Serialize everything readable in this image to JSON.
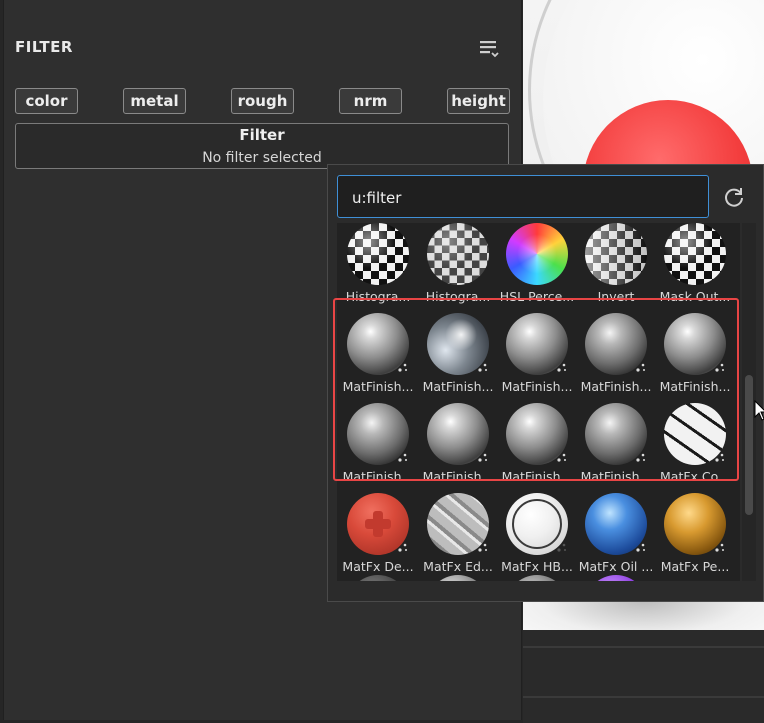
{
  "panel": {
    "title": "FILTER",
    "tags": [
      "color",
      "metal",
      "rough",
      "nrm",
      "height"
    ],
    "filter_heading": "Filter",
    "filter_status": "No filter selected"
  },
  "popup": {
    "search_value": "u:filter ",
    "row1": [
      "Histogra...",
      "Histogra...",
      "HSL Perce...",
      "Invert",
      "Mask Out..."
    ],
    "row2": [
      "MatFinish...",
      "MatFinish...",
      "MatFinish...",
      "MatFinish...",
      "MatFinish..."
    ],
    "row3": [
      "MatFinish...",
      "MatFinish...",
      "MatFinish...",
      "MatFinish...",
      "MatFx Co..."
    ],
    "row4": [
      "MatFx De...",
      "MatFx Ed...",
      "MatFx HB...",
      "MatFx Oil ...",
      "MatFx Pe..."
    ]
  },
  "colors": {
    "highlight": "#e84545",
    "search_border": "#3f8fd6"
  },
  "icons": [
    "list-filter-icon",
    "reset-icon",
    "pattern-badge-icon",
    "mouse-cursor-icon"
  ]
}
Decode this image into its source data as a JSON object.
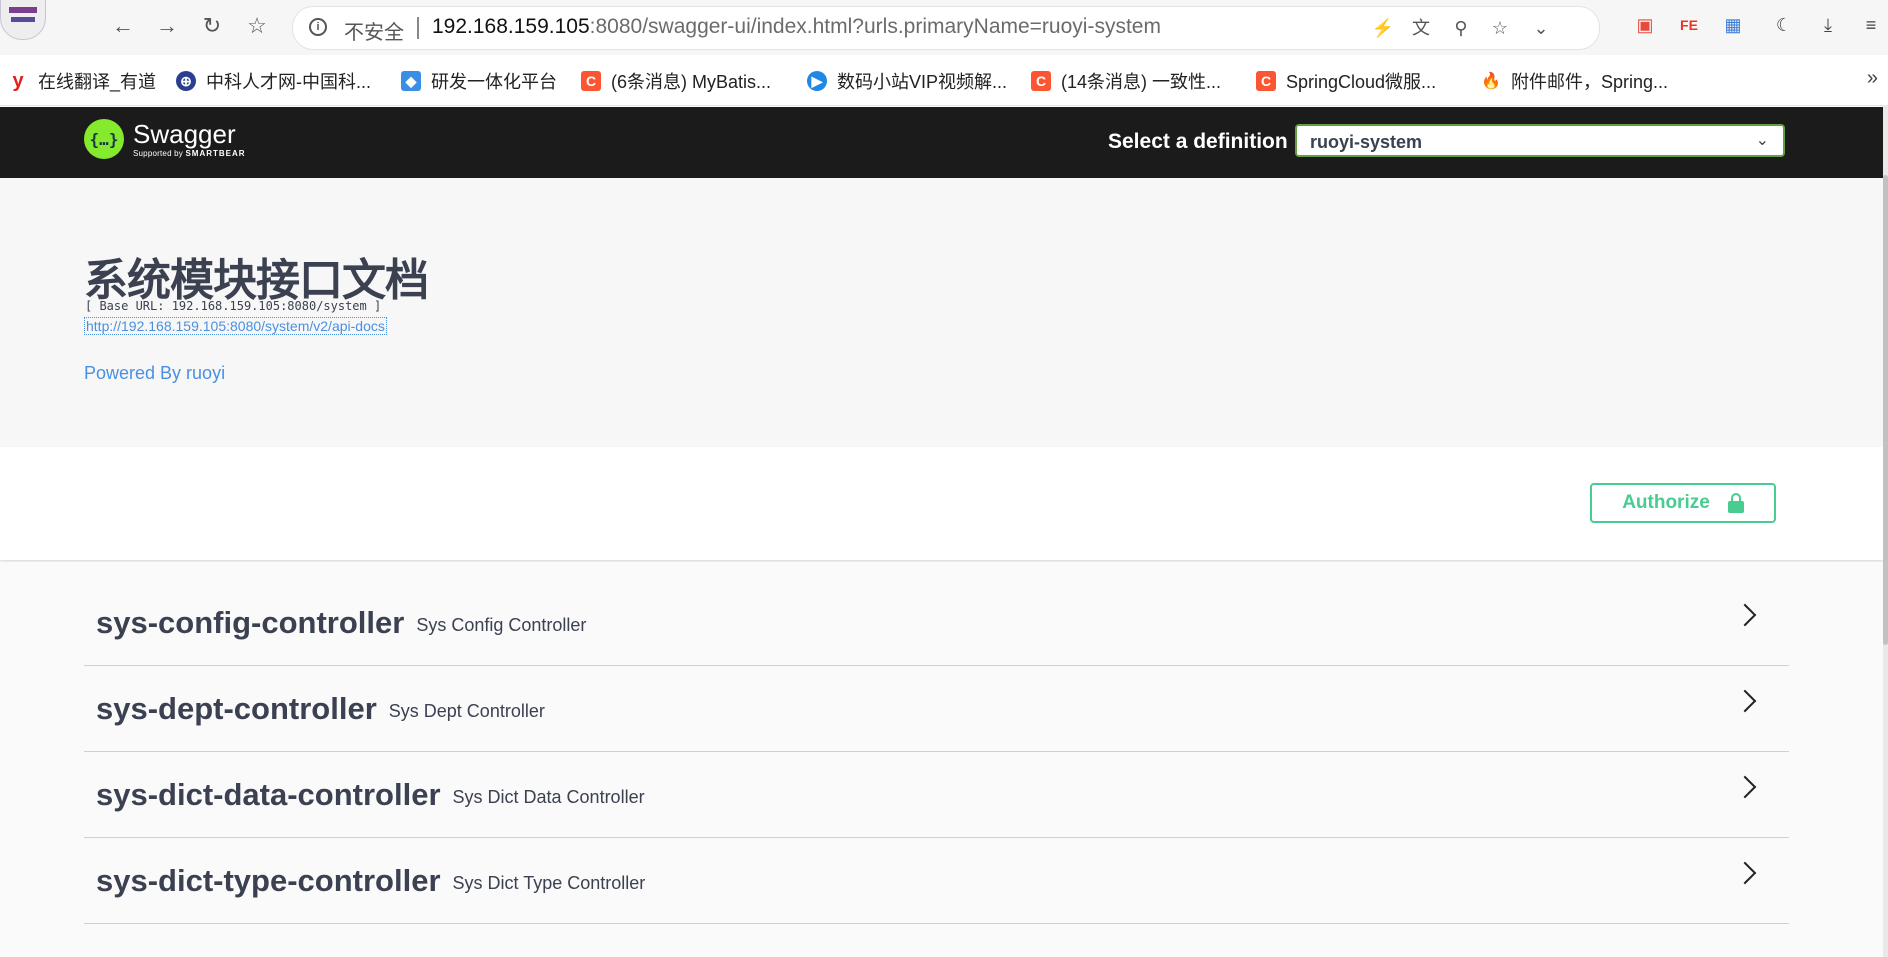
{
  "browser": {
    "url_security": "不安全",
    "url_host": "192.168.159.105",
    "url_rest": ":8080/swagger-ui/index.html?urls.primaryName=ruoyi-system"
  },
  "bookmarks": [
    {
      "label": "在线翻译_有道",
      "icon": "youdao-icon",
      "icon_text": "y",
      "color": "#e0201b"
    },
    {
      "label": "中科人才网-中国科...",
      "icon": "cas-icon",
      "icon_text": "⊕",
      "color": "#2a3f8f"
    },
    {
      "label": "研发一体化平台",
      "icon": "platform-icon",
      "icon_text": "◆",
      "color": "#3a8ee6"
    },
    {
      "label": "(6条消息) MyBatis...",
      "icon": "csdn-icon",
      "icon_text": "C",
      "color": "#fc5531"
    },
    {
      "label": "数码小站VIP视频解...",
      "icon": "video-icon",
      "icon_text": "▶",
      "color": "#1e88e5"
    },
    {
      "label": "(14条消息) 一致性...",
      "icon": "csdn-icon",
      "icon_text": "C",
      "color": "#fc5531"
    },
    {
      "label": "SpringCloud微服...",
      "icon": "csdn-icon",
      "icon_text": "C",
      "color": "#fc5531"
    },
    {
      "label": "附件邮件，Spring...",
      "icon": "flame-icon",
      "icon_text": "🔥",
      "color": "#ffffff"
    }
  ],
  "swagger": {
    "logo_name": "Swagger",
    "logo_sub_prefix": "Supported by",
    "logo_sub_brand": "SMARTBEAR",
    "definition_label": "Select a definition",
    "definition_value": "ruoyi-system"
  },
  "info": {
    "title": "系统模块接口文档",
    "base_url": "[ Base URL: 192.168.159.105:8080/system ]",
    "api_docs_link": "http://192.168.159.105:8080/system/v2/api-docs",
    "powered_by": "Powered By ruoyi"
  },
  "authorize_label": "Authorize",
  "controllers": [
    {
      "name": "sys-config-controller",
      "desc": "Sys Config Controller"
    },
    {
      "name": "sys-dept-controller",
      "desc": "Sys Dept Controller"
    },
    {
      "name": "sys-dict-data-controller",
      "desc": "Sys Dict Data Controller"
    },
    {
      "name": "sys-dict-type-controller",
      "desc": "Sys Dict Type Controller"
    }
  ],
  "colors": {
    "topbar": "#1b1b1b",
    "swagger_green": "#85ea2d",
    "authorize_green": "#49cc90",
    "link_blue": "#4990e2"
  }
}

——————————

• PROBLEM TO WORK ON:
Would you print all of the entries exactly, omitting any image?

• WORKED SOLUTION:
Serialize everything readable in this image to JSON.
{
  "panel": {
    "title": "FILTER",
    "tags": [
      "color",
      "metal",
      "rough",
      "nrm",
      "height"
    ],
    "filter_heading": "Filter",
    "filter_status": "No filter selected"
  },
  "popup": {
    "search_value": "u:filter ",
    "row1": [
      "Histogra...",
      "Histogra...",
      "HSL Perce...",
      "Invert",
      "Mask Out..."
    ],
    "row2": [
      "MatFinish...",
      "MatFinish...",
      "MatFinish...",
      "MatFinish...",
      "MatFinish..."
    ],
    "row3": [
      "MatFinish...",
      "MatFinish...",
      "MatFinish...",
      "MatFinish...",
      "MatFx Co..."
    ],
    "row4": [
      "MatFx De...",
      "MatFx Ed...",
      "MatFx HB...",
      "MatFx Oil ...",
      "MatFx Pe..."
    ]
  },
  "colors": {
    "highlight": "#e84545",
    "search_border": "#3f8fd6"
  },
  "icons": [
    "list-filter-icon",
    "reset-icon",
    "pattern-badge-icon",
    "mouse-cursor-icon"
  ]
}
Decode this image into its source data as a JSON object.
{
  "browser": {
    "url_security": "不安全",
    "url_host": "192.168.159.105",
    "url_rest": ":8080/swagger-ui/index.html?urls.primaryName=ruoyi-system"
  },
  "bookmarks": [
    {
      "label": "在线翻译_有道",
      "icon": "youdao-icon",
      "icon_text": "y",
      "color": "#e0201b"
    },
    {
      "label": "中科人才网-中国科...",
      "icon": "cas-icon",
      "icon_text": "⊕",
      "color": "#2a3f8f"
    },
    {
      "label": "研发一体化平台",
      "icon": "platform-icon",
      "icon_text": "◆",
      "color": "#3a8ee6"
    },
    {
      "label": "(6条消息) MyBatis...",
      "icon": "csdn-icon",
      "icon_text": "C",
      "color": "#fc5531"
    },
    {
      "label": "数码小站VIP视频解...",
      "icon": "video-icon",
      "icon_text": "▶",
      "color": "#1e88e5"
    },
    {
      "label": "(14条消息) 一致性...",
      "icon": "csdn-icon",
      "icon_text": "C",
      "color": "#fc5531"
    },
    {
      "label": "SpringCloud微服...",
      "icon": "csdn-icon",
      "icon_text": "C",
      "color": "#fc5531"
    },
    {
      "label": "附件邮件，Spring...",
      "icon": "flame-icon",
      "icon_text": "🔥",
      "color": "#ffffff"
    }
  ],
  "swagger": {
    "logo_name": "Swagger",
    "logo_sub_prefix": "Supported by",
    "logo_sub_brand": "SMARTBEAR",
    "definition_label": "Select a definition",
    "definition_value": "ruoyi-system"
  },
  "info": {
    "title": "系统模块接口文档",
    "base_url": "[ Base URL: 192.168.159.105:8080/system ]",
    "api_docs_link": "http://192.168.159.105:8080/system/v2/api-docs",
    "powered_by": "Powered By ruoyi"
  },
  "authorize_label": "Authorize",
  "controllers": [
    {
      "name": "sys-config-controller",
      "desc": "Sys Config Controller"
    },
    {
      "name": "sys-dept-controller",
      "desc": "Sys Dept Controller"
    },
    {
      "name": "sys-dict-data-controller",
      "desc": "Sys Dict Data Controller"
    },
    {
      "name": "sys-dict-type-controller",
      "desc": "Sys Dict Type Controller"
    }
  ],
  "colors": {
    "topbar": "#1b1b1b",
    "swagger_green": "#85ea2d",
    "authorize_green": "#49cc90",
    "link_blue": "#4990e2"
  }
}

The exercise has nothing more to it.